In Africa, primary justice, or the way people resolve disputes and access justice within their own social and cultural contexts, has, perhaps by default, been wrongly perceived as exclusively comprising 'customary justice', upheld and administered by traditional leaders. These perceptions are, however, changing with a growing realisation that people are questioning the roles of traditional leaders and developing their own community-based justice mechanisms. Primary justice involves a much broader set of stakeholders, including faith-based organisations and institutions, communitybased organisations and non-governmental organisations. Extending the scope of primary justice and supporting capacity-building among primary justice organisations can enable communities to reclaim justice for themselves in ways that respect human rights, reach far more people than formal justice systems, and have the potential to be powerful and peaceful mobilising forces for social change.

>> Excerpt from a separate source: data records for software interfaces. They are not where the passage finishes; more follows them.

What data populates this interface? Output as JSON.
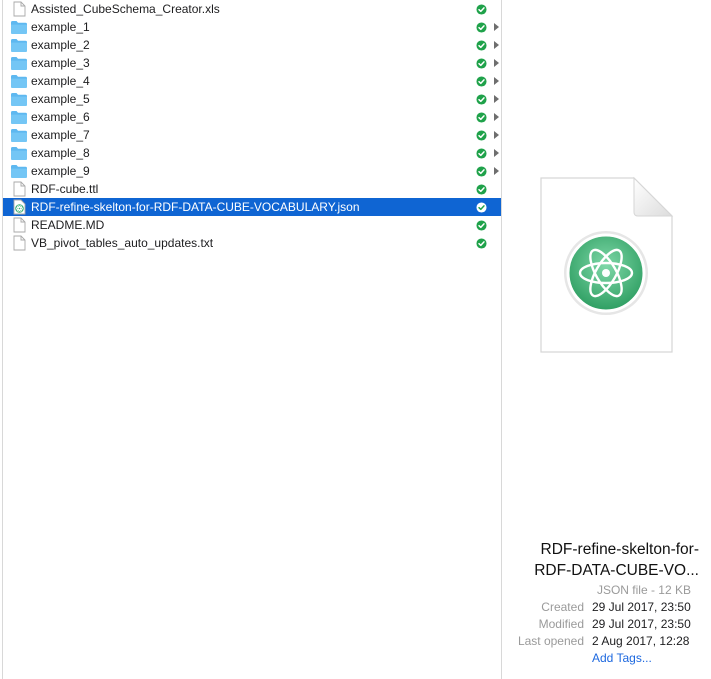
{
  "files": [
    {
      "name": "Assisted_CubeSchema_Creator.xls",
      "kind": "file",
      "synced": true,
      "expandable": false,
      "selected": false
    },
    {
      "name": "example_1",
      "kind": "folder",
      "synced": true,
      "expandable": true,
      "selected": false
    },
    {
      "name": "example_2",
      "kind": "folder",
      "synced": true,
      "expandable": true,
      "selected": false
    },
    {
      "name": "example_3",
      "kind": "folder",
      "synced": true,
      "expandable": true,
      "selected": false
    },
    {
      "name": "example_4",
      "kind": "folder",
      "synced": true,
      "expandable": true,
      "selected": false
    },
    {
      "name": "example_5",
      "kind": "folder",
      "synced": true,
      "expandable": true,
      "selected": false
    },
    {
      "name": "example_6",
      "kind": "folder",
      "synced": true,
      "expandable": true,
      "selected": false
    },
    {
      "name": "example_7",
      "kind": "folder",
      "synced": true,
      "expandable": true,
      "selected": false
    },
    {
      "name": "example_8",
      "kind": "folder",
      "synced": true,
      "expandable": true,
      "selected": false
    },
    {
      "name": "example_9",
      "kind": "folder",
      "synced": true,
      "expandable": true,
      "selected": false
    },
    {
      "name": "RDF-cube.ttl",
      "kind": "file",
      "synced": true,
      "expandable": false,
      "selected": false
    },
    {
      "name": "RDF-refine-skelton-for-RDF-DATA-CUBE-VOCABULARY.json",
      "kind": "atom-file",
      "synced": true,
      "expandable": false,
      "selected": true
    },
    {
      "name": "README.MD",
      "kind": "file",
      "synced": true,
      "expandable": false,
      "selected": false
    },
    {
      "name": "VB_pivot_tables_auto_updates.txt",
      "kind": "file",
      "synced": true,
      "expandable": false,
      "selected": false
    }
  ],
  "preview": {
    "name_line1": "RDF-refine-skelton-for-",
    "name_line2": "RDF-DATA-CUBE-VO...",
    "kind_size": "JSON file - 12 KB",
    "meta": [
      {
        "label": "Created",
        "value": "29 Jul 2017, 23:50"
      },
      {
        "label": "Modified",
        "value": "29 Jul 2017, 23:50"
      },
      {
        "label": "Last opened",
        "value": "2 Aug 2017, 12:28"
      }
    ],
    "add_tags": "Add Tags..."
  },
  "colors": {
    "selection": "#0f65d3",
    "sync_green": "#1fa24a",
    "folder_blue": "#5eb8f0",
    "atom_green": "#3cb075",
    "link_blue": "#1d68df"
  },
  "icons": {
    "folder": "folder-icon",
    "file": "document-icon",
    "atom_file": "atom-document-icon",
    "synced": "sync-check-icon",
    "expand": "chevron-right-icon"
  }
}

Additional Metadata
Persistent URL hdl.handle.net/1765/21855
Series ISS Staff Group 2: States, Societies and World Development
Journal African Human Rights Law Journal
Citation
Handmaker, J.D. (2005). Justice for the people: Strengthening primary justice in Malawi. African Human Rights Law Journal, 5(1), 148–170. Retrieved from http://hdl.handle.net/1765/21855